For each line of the data that includes the word "true", copy the line.
** Source records follows **
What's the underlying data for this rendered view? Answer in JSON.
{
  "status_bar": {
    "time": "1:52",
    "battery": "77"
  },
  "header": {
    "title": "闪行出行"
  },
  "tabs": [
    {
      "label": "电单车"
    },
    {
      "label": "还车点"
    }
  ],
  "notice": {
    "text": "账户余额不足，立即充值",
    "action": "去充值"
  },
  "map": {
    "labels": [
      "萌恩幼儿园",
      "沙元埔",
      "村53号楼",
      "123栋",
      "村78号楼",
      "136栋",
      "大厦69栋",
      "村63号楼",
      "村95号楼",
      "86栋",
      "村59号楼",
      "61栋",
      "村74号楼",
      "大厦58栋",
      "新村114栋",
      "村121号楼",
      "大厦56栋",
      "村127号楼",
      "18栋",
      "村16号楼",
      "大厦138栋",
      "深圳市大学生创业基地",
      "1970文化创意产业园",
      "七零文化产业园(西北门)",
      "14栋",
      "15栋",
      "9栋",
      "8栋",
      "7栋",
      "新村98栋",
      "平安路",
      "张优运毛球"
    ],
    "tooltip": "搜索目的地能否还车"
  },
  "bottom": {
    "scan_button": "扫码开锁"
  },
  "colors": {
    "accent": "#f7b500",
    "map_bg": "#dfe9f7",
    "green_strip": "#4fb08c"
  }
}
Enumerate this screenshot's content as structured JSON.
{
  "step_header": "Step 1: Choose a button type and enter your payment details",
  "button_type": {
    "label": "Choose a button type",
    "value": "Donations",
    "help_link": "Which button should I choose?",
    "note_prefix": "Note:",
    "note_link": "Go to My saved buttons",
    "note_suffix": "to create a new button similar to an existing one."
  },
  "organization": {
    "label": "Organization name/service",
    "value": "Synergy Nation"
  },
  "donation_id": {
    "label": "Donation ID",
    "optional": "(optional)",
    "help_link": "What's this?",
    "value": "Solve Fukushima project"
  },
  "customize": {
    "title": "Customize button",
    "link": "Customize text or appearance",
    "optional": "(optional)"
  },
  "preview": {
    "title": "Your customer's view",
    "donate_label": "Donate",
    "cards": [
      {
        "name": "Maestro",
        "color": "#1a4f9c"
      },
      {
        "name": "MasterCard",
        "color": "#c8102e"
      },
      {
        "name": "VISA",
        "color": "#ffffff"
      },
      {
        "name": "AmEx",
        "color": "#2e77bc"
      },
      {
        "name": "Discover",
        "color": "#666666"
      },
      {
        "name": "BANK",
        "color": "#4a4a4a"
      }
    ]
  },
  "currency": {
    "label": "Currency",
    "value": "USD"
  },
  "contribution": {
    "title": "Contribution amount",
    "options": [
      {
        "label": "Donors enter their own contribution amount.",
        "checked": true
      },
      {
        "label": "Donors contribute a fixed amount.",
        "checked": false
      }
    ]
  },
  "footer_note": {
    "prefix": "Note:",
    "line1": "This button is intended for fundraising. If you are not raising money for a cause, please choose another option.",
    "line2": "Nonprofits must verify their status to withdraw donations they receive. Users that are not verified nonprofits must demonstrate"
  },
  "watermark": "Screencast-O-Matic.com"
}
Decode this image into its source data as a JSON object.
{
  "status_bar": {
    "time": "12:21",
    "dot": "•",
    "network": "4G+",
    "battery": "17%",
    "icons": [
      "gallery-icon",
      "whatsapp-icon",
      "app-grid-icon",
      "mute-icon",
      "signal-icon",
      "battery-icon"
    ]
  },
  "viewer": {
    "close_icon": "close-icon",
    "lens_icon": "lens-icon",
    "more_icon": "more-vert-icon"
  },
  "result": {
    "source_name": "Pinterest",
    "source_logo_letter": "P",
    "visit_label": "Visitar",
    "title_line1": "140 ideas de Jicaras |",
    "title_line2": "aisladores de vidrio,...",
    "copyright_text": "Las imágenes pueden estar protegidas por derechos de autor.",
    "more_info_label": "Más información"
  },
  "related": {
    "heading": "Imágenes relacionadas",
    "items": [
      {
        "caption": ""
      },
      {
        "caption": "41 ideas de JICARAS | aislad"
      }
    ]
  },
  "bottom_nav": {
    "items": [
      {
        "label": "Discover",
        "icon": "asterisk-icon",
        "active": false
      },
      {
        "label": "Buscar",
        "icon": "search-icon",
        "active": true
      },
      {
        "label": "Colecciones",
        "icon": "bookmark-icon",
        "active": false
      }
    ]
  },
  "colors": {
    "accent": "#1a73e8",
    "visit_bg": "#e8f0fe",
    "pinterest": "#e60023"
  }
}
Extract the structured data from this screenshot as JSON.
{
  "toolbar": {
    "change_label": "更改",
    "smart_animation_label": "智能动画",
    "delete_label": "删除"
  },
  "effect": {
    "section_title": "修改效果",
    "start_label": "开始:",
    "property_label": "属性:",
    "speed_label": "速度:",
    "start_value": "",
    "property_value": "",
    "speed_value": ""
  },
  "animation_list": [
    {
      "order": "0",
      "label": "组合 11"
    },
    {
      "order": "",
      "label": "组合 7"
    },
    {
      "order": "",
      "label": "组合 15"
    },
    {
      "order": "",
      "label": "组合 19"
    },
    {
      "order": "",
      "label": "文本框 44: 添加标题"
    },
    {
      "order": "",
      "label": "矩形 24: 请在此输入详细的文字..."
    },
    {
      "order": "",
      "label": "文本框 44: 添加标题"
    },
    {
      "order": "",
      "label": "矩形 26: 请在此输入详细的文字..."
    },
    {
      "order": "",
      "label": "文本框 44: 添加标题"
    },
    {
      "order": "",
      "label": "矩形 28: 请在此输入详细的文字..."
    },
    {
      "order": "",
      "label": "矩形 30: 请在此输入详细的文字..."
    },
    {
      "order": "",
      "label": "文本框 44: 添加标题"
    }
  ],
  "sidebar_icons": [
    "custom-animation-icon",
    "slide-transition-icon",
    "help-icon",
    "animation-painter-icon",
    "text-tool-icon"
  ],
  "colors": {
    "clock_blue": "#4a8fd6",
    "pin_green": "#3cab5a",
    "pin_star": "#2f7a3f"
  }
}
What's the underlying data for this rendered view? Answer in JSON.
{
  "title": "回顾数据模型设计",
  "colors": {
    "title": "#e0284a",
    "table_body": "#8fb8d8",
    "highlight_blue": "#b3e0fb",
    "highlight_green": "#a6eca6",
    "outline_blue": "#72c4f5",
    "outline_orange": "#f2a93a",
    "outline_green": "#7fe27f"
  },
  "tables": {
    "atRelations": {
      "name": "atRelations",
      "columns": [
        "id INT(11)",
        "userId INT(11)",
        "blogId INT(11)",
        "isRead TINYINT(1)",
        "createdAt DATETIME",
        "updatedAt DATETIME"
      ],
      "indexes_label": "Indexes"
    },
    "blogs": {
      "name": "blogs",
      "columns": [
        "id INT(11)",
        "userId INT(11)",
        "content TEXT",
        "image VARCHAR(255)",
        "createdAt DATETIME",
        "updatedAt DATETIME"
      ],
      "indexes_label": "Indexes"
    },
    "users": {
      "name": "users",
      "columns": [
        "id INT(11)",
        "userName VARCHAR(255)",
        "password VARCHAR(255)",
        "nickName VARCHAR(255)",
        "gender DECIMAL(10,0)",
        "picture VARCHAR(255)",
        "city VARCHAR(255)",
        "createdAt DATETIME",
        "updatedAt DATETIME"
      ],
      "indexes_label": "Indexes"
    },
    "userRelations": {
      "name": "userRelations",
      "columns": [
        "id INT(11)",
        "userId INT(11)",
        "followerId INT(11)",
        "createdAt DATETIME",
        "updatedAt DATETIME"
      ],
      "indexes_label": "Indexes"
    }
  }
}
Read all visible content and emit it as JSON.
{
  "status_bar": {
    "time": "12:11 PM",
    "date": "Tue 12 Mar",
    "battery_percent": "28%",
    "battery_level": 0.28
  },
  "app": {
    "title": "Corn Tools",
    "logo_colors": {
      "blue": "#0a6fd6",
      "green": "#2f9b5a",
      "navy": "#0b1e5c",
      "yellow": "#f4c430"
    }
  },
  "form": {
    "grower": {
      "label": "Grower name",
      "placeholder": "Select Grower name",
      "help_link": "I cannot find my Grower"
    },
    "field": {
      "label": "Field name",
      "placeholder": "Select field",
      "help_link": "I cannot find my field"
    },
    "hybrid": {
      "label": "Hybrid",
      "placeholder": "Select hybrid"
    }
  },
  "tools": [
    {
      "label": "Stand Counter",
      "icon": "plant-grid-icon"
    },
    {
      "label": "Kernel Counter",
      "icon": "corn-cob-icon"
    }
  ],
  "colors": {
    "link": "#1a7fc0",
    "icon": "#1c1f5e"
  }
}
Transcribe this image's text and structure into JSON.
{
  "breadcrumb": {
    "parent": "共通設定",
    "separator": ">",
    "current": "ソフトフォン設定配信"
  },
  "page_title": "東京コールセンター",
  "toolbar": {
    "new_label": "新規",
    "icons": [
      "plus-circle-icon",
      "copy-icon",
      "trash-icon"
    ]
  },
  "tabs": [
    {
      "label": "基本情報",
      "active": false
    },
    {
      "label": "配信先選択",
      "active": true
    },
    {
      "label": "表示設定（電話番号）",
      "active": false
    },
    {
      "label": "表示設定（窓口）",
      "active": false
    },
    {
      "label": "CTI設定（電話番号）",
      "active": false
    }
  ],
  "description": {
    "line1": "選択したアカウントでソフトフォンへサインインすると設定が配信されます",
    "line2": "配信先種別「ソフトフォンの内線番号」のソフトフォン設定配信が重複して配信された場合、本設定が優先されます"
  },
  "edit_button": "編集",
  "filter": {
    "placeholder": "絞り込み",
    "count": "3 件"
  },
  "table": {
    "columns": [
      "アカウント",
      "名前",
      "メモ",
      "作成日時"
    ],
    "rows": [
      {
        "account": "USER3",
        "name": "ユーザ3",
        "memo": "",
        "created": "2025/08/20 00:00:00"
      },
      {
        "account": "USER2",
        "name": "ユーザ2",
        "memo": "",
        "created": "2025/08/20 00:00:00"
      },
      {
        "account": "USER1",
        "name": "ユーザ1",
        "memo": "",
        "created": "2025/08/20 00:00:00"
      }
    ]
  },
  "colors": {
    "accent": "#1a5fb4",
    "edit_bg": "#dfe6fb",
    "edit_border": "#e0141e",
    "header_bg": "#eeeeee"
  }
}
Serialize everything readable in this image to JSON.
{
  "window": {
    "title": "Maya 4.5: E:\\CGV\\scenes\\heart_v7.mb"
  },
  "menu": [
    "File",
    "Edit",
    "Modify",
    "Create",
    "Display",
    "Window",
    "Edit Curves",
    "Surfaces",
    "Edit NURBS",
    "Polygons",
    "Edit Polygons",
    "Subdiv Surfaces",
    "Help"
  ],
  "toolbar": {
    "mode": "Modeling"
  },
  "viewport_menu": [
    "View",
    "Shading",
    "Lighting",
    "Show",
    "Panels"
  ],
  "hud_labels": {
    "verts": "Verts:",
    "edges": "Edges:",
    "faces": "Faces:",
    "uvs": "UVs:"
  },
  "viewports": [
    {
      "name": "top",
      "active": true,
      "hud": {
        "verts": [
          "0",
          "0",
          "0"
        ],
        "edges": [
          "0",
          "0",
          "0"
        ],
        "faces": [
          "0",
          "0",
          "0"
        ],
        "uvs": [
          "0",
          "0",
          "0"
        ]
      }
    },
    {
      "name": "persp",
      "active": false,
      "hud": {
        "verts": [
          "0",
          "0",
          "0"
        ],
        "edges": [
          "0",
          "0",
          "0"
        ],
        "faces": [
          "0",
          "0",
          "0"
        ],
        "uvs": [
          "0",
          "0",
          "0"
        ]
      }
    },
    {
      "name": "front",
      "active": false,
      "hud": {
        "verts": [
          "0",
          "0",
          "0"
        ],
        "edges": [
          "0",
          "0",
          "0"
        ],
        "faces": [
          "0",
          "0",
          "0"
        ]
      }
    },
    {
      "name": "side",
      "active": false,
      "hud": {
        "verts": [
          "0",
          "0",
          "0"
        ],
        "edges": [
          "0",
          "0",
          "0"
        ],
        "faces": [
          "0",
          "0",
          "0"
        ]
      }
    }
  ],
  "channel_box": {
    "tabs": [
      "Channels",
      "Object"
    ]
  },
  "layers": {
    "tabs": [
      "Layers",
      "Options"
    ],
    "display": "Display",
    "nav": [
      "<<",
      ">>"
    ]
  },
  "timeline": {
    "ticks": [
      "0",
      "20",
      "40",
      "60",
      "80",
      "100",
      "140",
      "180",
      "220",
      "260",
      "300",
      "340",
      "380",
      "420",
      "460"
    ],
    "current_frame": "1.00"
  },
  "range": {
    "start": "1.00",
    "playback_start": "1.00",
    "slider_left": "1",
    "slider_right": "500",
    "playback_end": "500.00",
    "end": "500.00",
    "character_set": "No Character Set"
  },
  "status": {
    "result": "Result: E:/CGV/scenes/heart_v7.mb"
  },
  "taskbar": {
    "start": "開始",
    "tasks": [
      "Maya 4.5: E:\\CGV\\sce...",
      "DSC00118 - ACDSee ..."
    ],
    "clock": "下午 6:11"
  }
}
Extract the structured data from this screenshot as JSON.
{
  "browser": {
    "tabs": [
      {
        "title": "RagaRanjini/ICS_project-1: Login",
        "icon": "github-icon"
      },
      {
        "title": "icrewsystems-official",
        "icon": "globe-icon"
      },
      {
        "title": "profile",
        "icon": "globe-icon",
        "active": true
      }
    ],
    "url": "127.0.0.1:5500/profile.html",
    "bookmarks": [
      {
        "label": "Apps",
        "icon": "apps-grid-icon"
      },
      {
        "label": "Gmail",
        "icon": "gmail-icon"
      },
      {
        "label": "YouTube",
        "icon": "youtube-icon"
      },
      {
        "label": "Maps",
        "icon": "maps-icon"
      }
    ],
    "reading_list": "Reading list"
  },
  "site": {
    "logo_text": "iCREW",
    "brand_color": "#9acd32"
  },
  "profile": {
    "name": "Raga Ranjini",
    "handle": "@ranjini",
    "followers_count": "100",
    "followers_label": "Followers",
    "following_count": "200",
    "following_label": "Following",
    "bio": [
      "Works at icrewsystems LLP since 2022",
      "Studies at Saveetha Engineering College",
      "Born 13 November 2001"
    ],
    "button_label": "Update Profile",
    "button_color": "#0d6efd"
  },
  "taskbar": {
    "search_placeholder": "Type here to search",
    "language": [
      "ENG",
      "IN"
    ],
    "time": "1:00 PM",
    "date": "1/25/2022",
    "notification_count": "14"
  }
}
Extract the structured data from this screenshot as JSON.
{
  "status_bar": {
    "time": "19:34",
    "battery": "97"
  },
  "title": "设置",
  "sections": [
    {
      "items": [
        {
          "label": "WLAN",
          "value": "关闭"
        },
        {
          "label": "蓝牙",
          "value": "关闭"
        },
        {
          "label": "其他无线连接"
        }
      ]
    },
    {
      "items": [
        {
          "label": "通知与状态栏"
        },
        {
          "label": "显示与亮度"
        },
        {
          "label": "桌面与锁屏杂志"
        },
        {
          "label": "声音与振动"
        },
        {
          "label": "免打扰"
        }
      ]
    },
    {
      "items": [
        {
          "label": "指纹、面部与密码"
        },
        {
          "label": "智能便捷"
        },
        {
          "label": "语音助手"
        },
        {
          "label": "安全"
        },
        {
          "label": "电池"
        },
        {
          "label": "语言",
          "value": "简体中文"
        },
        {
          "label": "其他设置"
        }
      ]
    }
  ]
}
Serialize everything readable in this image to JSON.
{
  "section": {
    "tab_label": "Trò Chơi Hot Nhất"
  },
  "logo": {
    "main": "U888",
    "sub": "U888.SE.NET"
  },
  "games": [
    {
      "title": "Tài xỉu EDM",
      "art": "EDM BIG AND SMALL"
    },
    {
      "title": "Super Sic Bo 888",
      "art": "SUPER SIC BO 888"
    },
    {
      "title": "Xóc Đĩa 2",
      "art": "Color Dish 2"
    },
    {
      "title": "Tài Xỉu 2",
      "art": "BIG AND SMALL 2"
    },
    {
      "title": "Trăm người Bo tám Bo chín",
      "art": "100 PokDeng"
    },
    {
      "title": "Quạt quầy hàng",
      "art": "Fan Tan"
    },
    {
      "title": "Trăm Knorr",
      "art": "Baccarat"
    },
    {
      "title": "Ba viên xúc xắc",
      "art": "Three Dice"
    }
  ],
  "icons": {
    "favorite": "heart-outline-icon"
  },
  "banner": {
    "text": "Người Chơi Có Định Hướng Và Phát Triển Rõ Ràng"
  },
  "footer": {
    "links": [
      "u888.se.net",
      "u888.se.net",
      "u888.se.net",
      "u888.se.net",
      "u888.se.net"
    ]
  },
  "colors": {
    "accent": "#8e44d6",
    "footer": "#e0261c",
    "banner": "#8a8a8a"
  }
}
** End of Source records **
— Exercise output —
        "checked": true
        "active": true
      "active": true
      "active": true,
        "active": true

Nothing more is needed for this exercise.